“While the phone’s ringing, I’m going to work seven days a week if I have to,” said Luke Crosthwaite, a Gilbert resident and owner of Crosthwaite Custom Construction.
However, the effect is not universal. Some contractors struggle like most of the rest of the country’s businesses have. Most businesses, also, have had to adjust their practices and take precautions to make people more comfortable while they are in or around their homes.
Crosthwaite, with a varied background in 20 years of professional contracting work, specializes in “super custom stuff, the more radical, weird stuff that needs to be designed and fabricated.”
But he does not just do those projects.
“I don’t know if I’m not really a handyman, but I advertise for it because I don’t have an ego,” Crosthwaite said. “So sometimes I’m doing really fancy, technical, radical stuff. Sometimes I’m putting in ceiling fans. But I’m able to put bread on the table for my family, and that’s the main thing.”
One thing he said he is doing less of is subcontracting some of his work out. Part of that, he said, is because some workers are content to stay home and collect unemployment in the current environment, and it can be difficult to find good workers.
“I’ve been painting my [butt] off all last week and this week, too,” he said. “I’m doing a lot of the labor part myself, but that’s what you’ve got to do right now. I’m actually double-booked right now. I’m going to work Saturday and Sunday to try to catch up because I don’t know what’s going to happen next month.”
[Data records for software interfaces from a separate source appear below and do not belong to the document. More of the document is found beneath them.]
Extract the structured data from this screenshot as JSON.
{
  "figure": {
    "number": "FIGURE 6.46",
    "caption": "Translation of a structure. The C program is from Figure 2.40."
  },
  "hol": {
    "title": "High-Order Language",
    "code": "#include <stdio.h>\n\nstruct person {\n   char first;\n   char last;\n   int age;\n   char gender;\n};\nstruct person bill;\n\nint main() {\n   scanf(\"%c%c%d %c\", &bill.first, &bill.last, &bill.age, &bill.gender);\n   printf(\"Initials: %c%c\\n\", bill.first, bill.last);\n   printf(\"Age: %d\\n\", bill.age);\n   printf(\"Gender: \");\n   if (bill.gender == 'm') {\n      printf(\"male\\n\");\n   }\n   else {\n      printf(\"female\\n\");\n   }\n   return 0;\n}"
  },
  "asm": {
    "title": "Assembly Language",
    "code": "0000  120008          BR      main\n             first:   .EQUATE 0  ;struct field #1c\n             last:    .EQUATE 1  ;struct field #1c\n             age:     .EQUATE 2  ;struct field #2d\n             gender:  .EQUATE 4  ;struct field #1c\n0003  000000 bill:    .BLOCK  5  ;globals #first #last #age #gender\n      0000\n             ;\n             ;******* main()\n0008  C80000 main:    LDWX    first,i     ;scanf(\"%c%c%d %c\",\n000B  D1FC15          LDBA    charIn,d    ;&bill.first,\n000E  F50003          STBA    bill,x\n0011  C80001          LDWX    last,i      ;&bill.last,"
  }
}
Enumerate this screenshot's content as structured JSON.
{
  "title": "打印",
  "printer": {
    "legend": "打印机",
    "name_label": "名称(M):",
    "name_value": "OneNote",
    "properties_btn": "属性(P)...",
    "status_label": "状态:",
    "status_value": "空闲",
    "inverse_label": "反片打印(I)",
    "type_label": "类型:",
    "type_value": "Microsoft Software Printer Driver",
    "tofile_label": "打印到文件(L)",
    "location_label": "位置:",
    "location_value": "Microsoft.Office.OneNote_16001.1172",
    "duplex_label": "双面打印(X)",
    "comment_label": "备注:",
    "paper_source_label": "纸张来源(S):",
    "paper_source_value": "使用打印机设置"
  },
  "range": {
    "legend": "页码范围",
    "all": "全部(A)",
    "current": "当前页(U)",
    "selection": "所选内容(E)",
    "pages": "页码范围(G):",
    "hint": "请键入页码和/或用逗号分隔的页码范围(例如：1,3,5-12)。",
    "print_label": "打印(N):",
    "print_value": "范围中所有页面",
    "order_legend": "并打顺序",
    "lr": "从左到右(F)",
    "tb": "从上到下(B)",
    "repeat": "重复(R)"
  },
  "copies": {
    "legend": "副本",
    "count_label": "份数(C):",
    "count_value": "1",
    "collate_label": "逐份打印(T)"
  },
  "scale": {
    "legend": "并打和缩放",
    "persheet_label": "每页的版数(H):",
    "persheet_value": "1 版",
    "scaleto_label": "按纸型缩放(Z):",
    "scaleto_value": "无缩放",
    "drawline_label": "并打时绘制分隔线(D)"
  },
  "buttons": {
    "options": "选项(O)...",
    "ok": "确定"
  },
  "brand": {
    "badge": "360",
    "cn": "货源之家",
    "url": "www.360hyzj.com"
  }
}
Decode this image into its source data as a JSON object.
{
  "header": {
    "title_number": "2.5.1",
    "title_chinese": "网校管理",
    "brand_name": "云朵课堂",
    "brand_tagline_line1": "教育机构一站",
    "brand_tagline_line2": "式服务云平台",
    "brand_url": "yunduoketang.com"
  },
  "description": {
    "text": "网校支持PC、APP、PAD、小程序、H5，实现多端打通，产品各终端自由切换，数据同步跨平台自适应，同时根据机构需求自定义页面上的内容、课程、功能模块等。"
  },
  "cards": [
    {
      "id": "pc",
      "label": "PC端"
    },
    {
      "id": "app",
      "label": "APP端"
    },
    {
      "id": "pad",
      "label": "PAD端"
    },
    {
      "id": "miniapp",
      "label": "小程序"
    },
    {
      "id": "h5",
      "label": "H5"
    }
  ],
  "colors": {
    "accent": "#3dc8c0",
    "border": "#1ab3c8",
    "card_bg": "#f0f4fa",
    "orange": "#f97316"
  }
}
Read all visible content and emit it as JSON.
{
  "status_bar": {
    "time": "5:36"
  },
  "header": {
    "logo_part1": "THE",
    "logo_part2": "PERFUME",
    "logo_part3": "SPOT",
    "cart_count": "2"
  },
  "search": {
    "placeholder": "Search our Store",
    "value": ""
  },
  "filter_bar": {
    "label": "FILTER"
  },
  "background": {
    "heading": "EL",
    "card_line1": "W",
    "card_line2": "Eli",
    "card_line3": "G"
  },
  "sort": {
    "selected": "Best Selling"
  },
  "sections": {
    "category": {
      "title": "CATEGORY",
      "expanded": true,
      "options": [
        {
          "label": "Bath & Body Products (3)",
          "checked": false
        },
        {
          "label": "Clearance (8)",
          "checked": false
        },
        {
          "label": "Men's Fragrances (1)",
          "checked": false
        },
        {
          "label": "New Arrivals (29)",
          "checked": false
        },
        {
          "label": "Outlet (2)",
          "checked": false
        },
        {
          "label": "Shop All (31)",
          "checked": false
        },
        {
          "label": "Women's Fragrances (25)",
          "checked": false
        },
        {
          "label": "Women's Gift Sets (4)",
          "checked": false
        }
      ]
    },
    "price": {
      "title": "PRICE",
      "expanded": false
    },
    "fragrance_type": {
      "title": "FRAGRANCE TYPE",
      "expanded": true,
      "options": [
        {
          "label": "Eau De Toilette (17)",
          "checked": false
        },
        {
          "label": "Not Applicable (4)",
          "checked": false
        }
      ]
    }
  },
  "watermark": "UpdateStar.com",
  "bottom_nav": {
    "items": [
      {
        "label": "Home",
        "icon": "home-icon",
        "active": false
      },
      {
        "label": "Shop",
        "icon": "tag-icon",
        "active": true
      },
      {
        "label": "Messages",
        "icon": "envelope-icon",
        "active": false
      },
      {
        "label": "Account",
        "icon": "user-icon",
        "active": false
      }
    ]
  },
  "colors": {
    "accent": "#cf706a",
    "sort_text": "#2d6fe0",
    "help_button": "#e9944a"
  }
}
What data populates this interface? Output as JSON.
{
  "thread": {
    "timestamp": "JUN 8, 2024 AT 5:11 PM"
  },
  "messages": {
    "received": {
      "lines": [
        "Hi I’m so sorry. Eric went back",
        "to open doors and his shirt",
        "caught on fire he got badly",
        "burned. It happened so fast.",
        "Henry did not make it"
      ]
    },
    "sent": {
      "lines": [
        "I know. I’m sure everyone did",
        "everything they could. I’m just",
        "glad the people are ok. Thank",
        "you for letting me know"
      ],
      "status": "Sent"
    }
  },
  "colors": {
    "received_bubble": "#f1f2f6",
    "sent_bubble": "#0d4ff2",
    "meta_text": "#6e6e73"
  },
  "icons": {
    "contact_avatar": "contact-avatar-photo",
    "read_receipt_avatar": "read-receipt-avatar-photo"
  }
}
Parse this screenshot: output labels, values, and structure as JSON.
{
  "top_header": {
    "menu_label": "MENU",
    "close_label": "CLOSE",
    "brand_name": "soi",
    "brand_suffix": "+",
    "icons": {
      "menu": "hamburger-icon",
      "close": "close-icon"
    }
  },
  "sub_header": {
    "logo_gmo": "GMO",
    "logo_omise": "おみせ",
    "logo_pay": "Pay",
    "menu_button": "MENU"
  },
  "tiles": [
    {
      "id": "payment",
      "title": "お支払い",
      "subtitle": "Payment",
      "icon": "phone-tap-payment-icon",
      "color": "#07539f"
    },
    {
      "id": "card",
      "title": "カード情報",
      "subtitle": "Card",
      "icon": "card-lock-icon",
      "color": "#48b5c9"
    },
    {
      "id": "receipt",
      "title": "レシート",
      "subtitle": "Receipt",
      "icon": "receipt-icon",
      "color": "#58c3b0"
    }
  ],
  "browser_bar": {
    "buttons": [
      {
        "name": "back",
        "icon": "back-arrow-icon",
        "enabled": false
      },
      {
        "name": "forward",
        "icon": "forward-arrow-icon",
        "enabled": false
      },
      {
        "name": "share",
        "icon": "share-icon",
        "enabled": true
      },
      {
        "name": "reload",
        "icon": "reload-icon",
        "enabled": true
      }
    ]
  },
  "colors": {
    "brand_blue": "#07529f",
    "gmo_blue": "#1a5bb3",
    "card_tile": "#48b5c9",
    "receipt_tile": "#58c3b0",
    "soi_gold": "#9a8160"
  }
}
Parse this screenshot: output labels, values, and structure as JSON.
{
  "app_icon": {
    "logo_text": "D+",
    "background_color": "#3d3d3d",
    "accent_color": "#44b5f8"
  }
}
Dave Capko of Gilbert-based Ideal Plumbing said he has seen no slow down with pandemic—if anything, business is up.
“There’s a percentage, a small percent, of people who have tried to do it themselves, and they end up messing it up so they have to call a plumber,” he said. “But I find that the people are home more, they’re doing more projects, and they are getting us in there to do their work.”
The biggest changes Capko has seen are just some extra precautions being taken.
“The only thing that we do differently now is gloves, masks,” he said. “I wipe down when I’m done with some cleaning disinfectant. But other than that, there’s nothing that’s really changed.”
No universal increase
Gilbert resident Dale Dahlgren is co-owner with his wife of a handyman services company, Mr. Honey Do Services. Dahlgren does plumbing, electrical, carpentry and painting work, plus makeovers and odd jobs.
Dahlgren said his business went down about 50% when the restrictions from the coronavirus pandemic were placed on the town.
“Some folks were, the older folks were reluctant to bring us in—with good reason,” Dahlgren said. “Now I think people are starting to say, ‘OK, money’s coming in again, and we’ve looked at this thing for six weeks. We’ve got to get it fixed.’”
Dahlgren said he did do some work on people’s do-it-yourself projects where they needed him to finish the job. But business only started to return when restrictions started to coming to an end.
“I think a lot of people are starting to see that they’re getting back to work and the state is starting to open up,” he said. “I feel like that’s got a lot to do with it.”
For Bradley Rogers, it is not a matter of business slowing down but one of getting A/C Rangers Heating and Cooling off the ground. He and his business partner launched the company during the pandemic.
“It’s tough for any business owner, and then along with everything going on, it makes it more difficult,” Rogers said. “But it’s been good. We’ve done our research. We’ve done our homework and for the most part it’s been a well-calculated risk.”
The company is not taking risks when it comes to customers’ health and comfort.
“We put masks on, we put gloves on, we put booties on after every single call,” he said. “We cover our feet, and we try to not go in if we don’t have to. If the problem is outside, we’ll just deal with it outside. ... If we have to come in, we have them just show us where we need to be, so that way we’re not searching for things around the house. We try to maintain our distance.
Helping the business as it starts has been the spike temperatures in the Valley in late April.
“In Arizona, unfortunately air conditioning is a necessity,” he said. “It’s not a luxury. And so obviously we are busy, it being Arizona.”